Information supplied -
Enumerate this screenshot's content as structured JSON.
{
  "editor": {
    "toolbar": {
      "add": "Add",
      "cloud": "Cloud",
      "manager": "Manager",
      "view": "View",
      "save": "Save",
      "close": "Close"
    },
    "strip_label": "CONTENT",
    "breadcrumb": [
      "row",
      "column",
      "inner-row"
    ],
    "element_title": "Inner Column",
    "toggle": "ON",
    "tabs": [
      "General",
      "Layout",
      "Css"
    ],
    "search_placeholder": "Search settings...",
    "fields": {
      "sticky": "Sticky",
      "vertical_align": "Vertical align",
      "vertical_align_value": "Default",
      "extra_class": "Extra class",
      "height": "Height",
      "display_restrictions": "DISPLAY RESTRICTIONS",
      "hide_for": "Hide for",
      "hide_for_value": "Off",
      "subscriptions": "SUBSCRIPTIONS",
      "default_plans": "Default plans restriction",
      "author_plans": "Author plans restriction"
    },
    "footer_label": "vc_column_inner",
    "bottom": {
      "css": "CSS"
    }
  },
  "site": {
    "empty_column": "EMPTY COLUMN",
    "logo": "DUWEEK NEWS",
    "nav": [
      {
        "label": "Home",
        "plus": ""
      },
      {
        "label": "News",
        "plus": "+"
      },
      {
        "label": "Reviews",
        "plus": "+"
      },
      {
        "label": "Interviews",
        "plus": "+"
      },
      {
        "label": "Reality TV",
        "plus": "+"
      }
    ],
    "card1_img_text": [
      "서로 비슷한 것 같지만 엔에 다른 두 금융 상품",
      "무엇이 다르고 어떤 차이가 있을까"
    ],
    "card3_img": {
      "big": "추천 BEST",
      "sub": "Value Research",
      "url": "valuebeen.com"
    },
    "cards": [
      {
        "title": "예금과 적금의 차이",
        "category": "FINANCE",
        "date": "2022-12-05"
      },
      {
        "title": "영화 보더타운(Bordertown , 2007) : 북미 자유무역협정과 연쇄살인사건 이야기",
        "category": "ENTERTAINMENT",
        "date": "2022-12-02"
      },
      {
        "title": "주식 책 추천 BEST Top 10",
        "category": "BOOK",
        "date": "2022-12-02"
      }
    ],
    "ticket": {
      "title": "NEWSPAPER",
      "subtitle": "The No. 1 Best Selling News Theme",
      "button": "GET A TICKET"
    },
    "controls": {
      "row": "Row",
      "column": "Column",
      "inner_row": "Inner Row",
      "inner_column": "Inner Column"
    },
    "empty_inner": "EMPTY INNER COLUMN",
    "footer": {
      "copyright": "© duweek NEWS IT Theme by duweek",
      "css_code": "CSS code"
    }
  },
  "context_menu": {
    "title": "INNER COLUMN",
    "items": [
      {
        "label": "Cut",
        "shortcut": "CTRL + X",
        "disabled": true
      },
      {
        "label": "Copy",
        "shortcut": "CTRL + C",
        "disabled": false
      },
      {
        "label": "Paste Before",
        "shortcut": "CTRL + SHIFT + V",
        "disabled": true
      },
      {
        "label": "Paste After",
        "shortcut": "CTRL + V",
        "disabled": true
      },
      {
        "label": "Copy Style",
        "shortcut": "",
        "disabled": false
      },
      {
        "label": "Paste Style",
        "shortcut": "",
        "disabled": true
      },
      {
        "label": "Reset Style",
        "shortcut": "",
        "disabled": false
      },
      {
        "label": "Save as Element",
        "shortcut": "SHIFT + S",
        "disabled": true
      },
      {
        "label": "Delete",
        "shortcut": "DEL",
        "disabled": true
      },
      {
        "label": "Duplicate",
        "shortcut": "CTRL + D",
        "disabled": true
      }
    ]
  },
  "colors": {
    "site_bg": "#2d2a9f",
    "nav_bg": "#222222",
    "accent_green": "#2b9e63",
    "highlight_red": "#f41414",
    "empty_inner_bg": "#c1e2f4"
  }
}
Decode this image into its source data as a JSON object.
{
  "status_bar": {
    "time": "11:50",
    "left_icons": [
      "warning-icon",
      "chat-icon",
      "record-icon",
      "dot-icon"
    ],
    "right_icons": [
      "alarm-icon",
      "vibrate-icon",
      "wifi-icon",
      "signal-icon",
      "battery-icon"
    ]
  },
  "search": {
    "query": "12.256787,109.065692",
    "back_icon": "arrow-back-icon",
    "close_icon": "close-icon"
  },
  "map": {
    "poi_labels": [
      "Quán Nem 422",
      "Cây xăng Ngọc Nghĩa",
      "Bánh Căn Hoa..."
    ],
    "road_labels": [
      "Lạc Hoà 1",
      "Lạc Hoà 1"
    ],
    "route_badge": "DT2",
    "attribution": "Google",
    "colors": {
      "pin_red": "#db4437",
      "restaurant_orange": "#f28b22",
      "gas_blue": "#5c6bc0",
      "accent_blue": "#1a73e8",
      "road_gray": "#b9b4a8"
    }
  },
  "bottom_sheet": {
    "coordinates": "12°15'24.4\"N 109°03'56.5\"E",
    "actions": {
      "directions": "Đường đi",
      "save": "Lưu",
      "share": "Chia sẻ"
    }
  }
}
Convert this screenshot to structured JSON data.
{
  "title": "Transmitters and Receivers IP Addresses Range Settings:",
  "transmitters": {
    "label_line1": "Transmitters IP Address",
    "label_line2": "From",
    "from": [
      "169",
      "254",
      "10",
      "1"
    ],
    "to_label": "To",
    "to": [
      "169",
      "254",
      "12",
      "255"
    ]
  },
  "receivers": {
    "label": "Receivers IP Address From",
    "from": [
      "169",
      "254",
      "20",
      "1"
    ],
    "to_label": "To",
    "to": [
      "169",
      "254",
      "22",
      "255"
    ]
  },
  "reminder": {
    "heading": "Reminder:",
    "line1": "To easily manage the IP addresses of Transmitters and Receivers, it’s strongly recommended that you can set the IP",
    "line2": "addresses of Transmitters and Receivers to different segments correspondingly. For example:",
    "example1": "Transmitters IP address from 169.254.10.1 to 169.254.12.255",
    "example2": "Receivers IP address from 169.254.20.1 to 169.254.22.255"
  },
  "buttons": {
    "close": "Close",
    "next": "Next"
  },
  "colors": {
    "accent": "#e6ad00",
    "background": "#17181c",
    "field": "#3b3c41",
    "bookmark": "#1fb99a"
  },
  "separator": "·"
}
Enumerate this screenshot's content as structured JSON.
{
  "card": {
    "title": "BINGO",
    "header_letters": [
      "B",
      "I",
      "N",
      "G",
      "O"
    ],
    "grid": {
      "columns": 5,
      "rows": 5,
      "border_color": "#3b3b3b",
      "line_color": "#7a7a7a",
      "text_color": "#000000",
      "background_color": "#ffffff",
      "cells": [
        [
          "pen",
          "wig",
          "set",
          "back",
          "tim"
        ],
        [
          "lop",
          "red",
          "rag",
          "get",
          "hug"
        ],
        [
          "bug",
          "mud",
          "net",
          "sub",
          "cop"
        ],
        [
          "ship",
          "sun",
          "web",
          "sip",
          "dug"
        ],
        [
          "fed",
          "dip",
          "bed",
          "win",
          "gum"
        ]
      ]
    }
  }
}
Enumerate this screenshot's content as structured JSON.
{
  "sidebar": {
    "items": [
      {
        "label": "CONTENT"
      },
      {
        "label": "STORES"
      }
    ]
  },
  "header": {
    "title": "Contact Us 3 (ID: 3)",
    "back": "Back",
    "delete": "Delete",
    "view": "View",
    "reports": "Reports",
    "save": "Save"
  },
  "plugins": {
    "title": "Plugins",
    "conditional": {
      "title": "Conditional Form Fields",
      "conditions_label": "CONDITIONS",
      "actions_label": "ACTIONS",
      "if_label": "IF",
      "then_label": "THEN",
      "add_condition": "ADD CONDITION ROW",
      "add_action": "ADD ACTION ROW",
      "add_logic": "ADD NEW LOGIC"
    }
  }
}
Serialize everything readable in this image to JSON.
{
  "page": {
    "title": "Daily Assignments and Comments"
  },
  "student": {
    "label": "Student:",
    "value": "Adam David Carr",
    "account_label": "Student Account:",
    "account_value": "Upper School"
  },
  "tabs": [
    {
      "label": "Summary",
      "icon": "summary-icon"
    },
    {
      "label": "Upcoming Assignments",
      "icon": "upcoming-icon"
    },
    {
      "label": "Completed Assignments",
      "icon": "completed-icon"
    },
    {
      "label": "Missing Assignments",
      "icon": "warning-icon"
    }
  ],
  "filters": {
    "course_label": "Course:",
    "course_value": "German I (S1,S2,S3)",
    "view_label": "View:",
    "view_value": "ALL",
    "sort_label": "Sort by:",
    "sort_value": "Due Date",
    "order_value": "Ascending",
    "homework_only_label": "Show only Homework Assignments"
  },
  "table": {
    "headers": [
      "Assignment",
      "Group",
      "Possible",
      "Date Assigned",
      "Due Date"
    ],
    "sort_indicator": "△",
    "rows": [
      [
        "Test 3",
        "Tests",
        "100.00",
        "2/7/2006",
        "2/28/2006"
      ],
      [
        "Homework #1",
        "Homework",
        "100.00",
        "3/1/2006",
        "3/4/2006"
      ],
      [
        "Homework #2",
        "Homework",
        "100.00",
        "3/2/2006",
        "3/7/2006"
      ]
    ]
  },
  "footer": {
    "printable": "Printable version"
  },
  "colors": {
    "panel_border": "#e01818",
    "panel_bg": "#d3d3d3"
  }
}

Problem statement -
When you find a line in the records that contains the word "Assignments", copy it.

Exercise result -
    "title": "Daily Assignments and Comments"
      "label": "Upcoming Assignments",
      "label": "Completed Assignments",
      "label": "Missing Assignments",
    "homework_only_label": "Show only Homework Assignments"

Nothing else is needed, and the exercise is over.